“I said, ‘I’m a little bit confused because I thought I read somewhere or heard that you guys just renominated someone to the position, so is there an actual vacancy?’” that person told New Times.
Yes, there were vacancies, Anni Foster, the governor’s general counsel, said to him.
The applicant pressed Foster, wanting to know whether the Maricopa County seat was still open, and Foster told him no. “You’re correct that there is no vacancy because we just renominated somebody,” he recalled her saying.
“I went there in good faith,” the applicant said. “I felt like I was kind of used, and I didn’t enjoy that at all.”
That person applied to the appellate court commission specifically to have a say in who is appointed to the redistricting commission.
“I knew that this commission would be involved” in redistricting, he said. “I wanted to make sure that I at least had the chance to be part of that.”
But interviewing for a position that turned out not to exist felt like “a shell game,” that person said.
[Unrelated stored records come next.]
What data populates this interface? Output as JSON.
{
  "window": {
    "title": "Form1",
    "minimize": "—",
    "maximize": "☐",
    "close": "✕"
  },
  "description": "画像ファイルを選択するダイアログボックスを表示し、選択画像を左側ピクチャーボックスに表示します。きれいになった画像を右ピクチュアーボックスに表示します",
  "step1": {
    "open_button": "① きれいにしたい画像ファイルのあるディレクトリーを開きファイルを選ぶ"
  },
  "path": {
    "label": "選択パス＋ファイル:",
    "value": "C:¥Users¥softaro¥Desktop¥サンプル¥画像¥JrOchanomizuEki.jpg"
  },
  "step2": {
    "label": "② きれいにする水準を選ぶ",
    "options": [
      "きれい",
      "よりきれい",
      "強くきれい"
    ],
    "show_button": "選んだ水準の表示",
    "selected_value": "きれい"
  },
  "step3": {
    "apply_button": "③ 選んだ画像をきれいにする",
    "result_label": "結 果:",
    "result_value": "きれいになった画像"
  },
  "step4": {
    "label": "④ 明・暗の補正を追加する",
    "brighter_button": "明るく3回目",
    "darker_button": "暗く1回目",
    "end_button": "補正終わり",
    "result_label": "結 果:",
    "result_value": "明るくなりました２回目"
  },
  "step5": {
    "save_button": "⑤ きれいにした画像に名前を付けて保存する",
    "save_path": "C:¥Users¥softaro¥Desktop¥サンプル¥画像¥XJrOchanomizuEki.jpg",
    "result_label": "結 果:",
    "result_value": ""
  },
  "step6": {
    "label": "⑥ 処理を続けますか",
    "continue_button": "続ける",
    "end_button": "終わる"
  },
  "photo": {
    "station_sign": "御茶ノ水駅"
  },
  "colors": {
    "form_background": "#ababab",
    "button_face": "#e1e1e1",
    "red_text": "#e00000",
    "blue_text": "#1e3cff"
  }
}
He questioned whether Ducey’s administration was “just trying to check boxes and say, we did it,” or simply being sloppy.
Adhering to the Constitution
Patrick Ptak, a spokesperson for Ducey, said that the administration took the process of interviewing candidates seriously.
“We’re not interested in wasting our time or anyone else’s,” he told New Times.
According to Ptak, the administration took three days to interview eight people for the Maricopa County seat. They called those interviewees for the interview even though Paton had already been reappointed because “there’s the opportunity that vacancies could occur in the future,” either for the Commission on Appellate Court Appointments or other boards, he said.
If a spot did open up, then “these applications can still be valid for future vacancies,” Ptak said.
But the administration didn’t necessarily make clear to candidates that the position they thought they were interviewing for had already been filled. Only candidates who asked that question were told, Ptak said.
Minutes from a January 29 meeting of the nominating committee for the appellate court commission show that although all candidates for the four open seats were qualified, at least one member of the nominating committee recommended simply reappointing the two existing members who were eligible.
During the meeting, the minutes showed, Foster, Ducey's general counsel, issued at least two reminders of the legal requirements for appointing new members, including the fact that "all qualified candidates shall be sent to the Governor for review."
We Believe Local Journalism is Critical to the Life of a City
Engaging with our readers is essential to Phoenix New Times's mission. Make a financial contribution or sign up for a newsletter, and help us keep telling Phoenix's stories with no paywalls.
Support Our Journalism
In response to specific questions about the board's lack of diversity, Ptak repeatedly defended the board and Ducey's appointments with the statement, “We adhere to the principles outlined in the Constitution.”
He also insisted, “The board does reflect the diversity of Arizona,” explaining that a recent round of appointments included a woman who was the first in her family to attend college, a female business owner, and a Latino mother.
Asked how there could be not a single person from a tribe, Ptak didn’t answer directly. Instead, he said, there were two more appointments for the administration to make; they just can’t be from Maricopa County.
In making those appointments, he promised, “we’ll continue to adhere to the principles outlined in the Constitution.”